Caribbean Labour Solidarity have asked for our support to Picket the Evening of Dominican Cigars, Music and Rum on Wednesday 26th November at the Royal Geographical Society, Kensington Gore, SW7 2AR from6.30pm
It is "Dominican Week" next week in London and the Royal Geographic Society are hosting an Evening of Dominican Cigars, Music and Rum for the Dominican Ambassador and guests. It is appalling to celebrate the country in this way, particularly as three weeks ago the Dominican Republic informed the Inter-American Court of Human Rights of its intention to withdraw its membership, a reaction to the international criticism it received following the 2013 Constitutional Court ruling and subsequent acts of discrimination against Dominicans of Haitian descent in the country.

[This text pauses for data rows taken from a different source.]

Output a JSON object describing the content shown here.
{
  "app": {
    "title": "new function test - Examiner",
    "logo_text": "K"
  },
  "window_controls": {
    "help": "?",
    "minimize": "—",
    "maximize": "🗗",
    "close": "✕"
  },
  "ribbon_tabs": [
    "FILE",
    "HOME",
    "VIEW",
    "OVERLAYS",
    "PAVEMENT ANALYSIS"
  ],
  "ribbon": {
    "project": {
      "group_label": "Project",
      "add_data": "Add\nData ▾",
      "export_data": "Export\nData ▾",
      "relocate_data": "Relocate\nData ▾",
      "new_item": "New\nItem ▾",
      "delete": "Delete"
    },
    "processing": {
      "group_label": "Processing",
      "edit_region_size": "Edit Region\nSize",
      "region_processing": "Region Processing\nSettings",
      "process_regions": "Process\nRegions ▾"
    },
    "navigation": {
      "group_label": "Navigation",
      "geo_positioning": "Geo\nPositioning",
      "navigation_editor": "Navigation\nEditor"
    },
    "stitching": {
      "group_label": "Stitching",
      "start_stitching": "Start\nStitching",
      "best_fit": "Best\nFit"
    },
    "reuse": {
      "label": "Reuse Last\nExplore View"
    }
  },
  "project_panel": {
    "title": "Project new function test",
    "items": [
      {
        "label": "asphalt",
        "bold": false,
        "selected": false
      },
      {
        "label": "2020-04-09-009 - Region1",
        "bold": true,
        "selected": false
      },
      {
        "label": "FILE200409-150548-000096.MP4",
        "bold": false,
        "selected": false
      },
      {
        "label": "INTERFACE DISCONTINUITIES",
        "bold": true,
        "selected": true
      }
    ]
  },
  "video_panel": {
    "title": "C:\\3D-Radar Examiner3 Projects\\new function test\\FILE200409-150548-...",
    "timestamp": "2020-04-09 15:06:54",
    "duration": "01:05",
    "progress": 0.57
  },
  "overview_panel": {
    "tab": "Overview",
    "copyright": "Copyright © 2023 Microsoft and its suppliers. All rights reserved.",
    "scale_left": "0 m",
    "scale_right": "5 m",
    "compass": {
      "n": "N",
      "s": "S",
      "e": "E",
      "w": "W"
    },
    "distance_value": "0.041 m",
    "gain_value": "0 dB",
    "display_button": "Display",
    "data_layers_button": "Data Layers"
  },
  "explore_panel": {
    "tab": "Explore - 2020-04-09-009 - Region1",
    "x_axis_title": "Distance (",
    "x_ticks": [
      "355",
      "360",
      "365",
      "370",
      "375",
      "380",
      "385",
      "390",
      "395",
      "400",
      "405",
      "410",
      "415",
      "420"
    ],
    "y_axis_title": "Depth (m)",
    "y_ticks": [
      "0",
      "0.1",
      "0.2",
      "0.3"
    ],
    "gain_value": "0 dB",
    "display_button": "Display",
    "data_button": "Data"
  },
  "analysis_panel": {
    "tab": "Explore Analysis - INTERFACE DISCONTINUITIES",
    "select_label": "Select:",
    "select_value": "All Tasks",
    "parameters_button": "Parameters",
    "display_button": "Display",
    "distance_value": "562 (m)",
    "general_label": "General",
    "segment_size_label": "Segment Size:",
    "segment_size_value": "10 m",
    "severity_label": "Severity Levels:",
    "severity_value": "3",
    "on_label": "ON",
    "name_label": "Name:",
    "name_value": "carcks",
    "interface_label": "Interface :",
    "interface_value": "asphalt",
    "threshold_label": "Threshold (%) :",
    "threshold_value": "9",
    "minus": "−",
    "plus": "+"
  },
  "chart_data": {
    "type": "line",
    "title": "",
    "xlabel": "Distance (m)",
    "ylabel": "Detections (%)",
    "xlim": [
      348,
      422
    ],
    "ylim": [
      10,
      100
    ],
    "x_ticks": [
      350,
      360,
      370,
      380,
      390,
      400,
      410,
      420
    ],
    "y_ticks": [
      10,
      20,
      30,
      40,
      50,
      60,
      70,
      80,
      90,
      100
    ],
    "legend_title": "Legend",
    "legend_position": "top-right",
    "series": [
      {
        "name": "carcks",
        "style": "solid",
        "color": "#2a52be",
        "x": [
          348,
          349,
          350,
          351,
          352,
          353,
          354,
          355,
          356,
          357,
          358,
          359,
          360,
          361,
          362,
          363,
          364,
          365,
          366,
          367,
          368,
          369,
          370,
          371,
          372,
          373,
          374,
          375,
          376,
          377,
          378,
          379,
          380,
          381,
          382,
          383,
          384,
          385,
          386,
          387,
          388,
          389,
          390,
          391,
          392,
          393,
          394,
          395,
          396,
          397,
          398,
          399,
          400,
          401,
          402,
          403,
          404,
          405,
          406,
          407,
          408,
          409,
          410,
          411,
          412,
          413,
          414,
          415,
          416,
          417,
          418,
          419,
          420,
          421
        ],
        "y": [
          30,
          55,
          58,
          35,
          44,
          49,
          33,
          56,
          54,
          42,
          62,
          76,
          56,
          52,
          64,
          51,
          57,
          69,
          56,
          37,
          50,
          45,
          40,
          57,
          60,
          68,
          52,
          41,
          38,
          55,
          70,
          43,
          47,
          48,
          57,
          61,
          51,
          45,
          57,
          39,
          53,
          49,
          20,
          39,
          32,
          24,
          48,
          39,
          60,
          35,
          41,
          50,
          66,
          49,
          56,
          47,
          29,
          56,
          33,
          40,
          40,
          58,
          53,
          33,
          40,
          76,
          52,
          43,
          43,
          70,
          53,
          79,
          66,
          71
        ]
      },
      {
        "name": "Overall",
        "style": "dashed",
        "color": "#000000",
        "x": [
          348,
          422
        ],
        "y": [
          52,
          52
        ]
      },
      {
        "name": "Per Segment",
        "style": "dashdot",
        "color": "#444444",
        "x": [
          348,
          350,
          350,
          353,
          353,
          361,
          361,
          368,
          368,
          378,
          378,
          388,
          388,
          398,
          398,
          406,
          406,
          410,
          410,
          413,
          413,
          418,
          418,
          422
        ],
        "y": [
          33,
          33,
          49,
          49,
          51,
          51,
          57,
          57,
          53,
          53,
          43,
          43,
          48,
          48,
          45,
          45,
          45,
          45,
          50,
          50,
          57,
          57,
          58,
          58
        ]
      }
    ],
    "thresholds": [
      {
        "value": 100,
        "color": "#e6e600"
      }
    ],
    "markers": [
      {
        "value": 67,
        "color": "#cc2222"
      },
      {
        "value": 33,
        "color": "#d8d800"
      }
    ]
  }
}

The Constitutional Court of the Dominican Republic made a ruling in September 2013, which retroactively stripped the birthright citizenship from tens of thousands of children, women and men, many of whose parents and grandparents were brought to work in the Dominican Republic’s sugar industry. The ruling covers citizens resident in the Republic since 1929 and their descendants.
There is a long history of racism, xenophobia and violence directed against Haitians and persons of Haitian descent in the Dominican Republic, which cannot be disassociated from this latest injustice. It would do us well to recall that the last time there was a major governmental crack-down against people of Haitian heritage in the Dominican Republic, during the 1937 "Parsley Massacre" by the forces of Dominican President Rafael Trujillo, over 20,000 men, women and children were rounded up, then beaten or hacked to death for just being Haitian or simply looking as if they were because they were black.
It is scandalous that the Dominican court has chosen to commemorate the 76th anniversary of the 1937 massacre by stripping Dominican-born men, women, and children of Haitian descent of their citizenship, rendering them not only stateless but unable to attend school or make a living while becoming even more vulnerable to all kinds of hostilities including, increasingly, physical violence.